The Trail of Tears played a part in what is known as the Manifest Destiny, which was the expansion of the colonists to the west. Gold was found on the Cherokee land during the Georgia Gold Rush. The greed that it created was one of the leading causes of the Trail of Tears where thousands of Native Americans were forcibly relocated from their native lands (Cherokee.org). Little did the Native Americans realize that the new nation that was going to be forming around them would affect not only their lives but the lives of their descendants. Even though the Cherokee made efforts to keep their land through the court system and even attempted to assimilate to the American way of life it was to no avail. They tried to agree to treaties with the United States Government. Even though, they were eventually forced to leave their lands. By forcing the Native Americans to abandon their homes, robbing their lands, taking their freedom, and forcing them to adapt and to assimilate into a new land and culture showed how vindictive President Andrew Jackson was regarding the Native Americans. The Trail of Tears was an instance of the United States Government committing genocide against the Native Americans
Tecumseh’s biggest concerns were that his people would not live according to the Prophet which was casting off all elements of the Euro-American society. He believed that his people would turn to alcohol, firearms, and trade goods set out by English ways, which was what the Prophet said, would be detrimental to their ways. No matter what, Tecumseh was going to make sure the Indian way of life would continue forever. He led a revolution of young men who thought the leadership structure needed to be looked over again in order to survive. They fought to make sure The Indians East of the Mississippi to keep control over their home land. Tecumseh tried to visit neighboring tribes to form an alliance to protect the lands held by the Natives. He was successful in the way the Southern tribes would accept the alliance, but unsuccessful with others when some refused to join the reliance, such as the Iroquois tribe.

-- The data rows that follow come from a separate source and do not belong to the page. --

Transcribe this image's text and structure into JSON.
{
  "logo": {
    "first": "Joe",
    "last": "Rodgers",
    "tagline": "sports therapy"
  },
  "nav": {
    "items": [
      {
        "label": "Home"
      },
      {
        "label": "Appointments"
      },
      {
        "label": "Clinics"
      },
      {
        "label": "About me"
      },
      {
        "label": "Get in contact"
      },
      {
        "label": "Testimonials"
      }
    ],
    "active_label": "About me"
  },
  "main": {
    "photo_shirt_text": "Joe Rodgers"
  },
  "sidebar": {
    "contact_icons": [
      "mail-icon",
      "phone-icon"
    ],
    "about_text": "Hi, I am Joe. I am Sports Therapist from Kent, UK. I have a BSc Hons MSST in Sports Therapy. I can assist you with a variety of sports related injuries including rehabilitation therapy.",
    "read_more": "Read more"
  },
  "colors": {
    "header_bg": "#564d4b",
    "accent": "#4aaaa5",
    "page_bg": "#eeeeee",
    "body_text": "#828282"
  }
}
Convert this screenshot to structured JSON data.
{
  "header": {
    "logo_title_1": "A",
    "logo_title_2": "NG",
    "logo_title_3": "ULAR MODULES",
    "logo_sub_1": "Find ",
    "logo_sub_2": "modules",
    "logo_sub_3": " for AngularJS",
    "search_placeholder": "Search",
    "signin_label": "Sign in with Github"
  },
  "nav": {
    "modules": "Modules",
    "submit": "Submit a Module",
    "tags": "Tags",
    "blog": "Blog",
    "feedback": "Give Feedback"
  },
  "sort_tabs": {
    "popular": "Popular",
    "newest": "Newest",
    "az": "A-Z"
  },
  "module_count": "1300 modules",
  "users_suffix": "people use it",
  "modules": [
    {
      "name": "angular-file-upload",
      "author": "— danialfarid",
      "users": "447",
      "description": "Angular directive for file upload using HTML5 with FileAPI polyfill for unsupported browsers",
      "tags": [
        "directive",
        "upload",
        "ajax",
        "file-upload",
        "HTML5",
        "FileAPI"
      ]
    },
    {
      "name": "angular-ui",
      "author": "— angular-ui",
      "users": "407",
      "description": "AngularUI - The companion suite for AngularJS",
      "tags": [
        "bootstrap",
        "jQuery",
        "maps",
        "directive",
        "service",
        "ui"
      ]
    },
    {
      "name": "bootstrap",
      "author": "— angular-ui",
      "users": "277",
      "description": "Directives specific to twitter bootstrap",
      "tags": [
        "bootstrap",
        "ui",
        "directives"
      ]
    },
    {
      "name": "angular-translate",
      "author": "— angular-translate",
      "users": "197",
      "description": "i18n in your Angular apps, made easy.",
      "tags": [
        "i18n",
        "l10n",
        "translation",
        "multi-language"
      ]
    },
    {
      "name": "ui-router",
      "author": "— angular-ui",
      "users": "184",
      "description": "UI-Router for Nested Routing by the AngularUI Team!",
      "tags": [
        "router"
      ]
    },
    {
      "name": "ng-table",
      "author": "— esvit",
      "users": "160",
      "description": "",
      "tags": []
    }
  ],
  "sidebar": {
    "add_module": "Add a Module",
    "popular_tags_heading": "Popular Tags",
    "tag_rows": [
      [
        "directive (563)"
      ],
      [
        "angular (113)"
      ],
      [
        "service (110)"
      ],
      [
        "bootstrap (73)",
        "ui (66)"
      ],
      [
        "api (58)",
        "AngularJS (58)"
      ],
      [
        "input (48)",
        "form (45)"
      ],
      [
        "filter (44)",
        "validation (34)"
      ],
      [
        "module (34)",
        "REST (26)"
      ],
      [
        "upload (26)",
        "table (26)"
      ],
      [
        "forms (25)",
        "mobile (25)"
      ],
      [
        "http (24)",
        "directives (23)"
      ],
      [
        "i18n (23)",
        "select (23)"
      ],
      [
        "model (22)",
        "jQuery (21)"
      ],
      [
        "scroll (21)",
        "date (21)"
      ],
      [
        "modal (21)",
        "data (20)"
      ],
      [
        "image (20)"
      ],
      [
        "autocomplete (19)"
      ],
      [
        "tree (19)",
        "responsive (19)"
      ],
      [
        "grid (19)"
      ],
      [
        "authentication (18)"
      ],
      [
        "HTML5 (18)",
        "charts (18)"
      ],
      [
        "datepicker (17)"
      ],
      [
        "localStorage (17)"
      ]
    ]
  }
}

Most Americans have at least some vague understanding of the Trail of Tears, but not many know about the events that led to that tragic removal of thousands of Indians from their homeland. Indian lands were held hostage by the states and the federal government. The Indians had to agree to removal to maintain their tribe identities. Trail of Tears is an excellent example of a particular situation and will be eye opening to those who are not familiar with the story of the southern tribes and their interactions with the rapidly growing American population. The Trail of Tears has become the symbol in American history that indicates the callousness, insensitivity, and cruelty of American government toward American Indians in 1839 and 1839.
Thornton, Russell “Cherokee Population Losses During Trail of Tears: A New Perspective and a New Estimate.” Ethnohistory, Vol. 31, No. 4 (Autumn, 1984): 289-300
“Our nation was born in genocide when it embraced the doctrine that the original American, the Indian, was an inferior race.”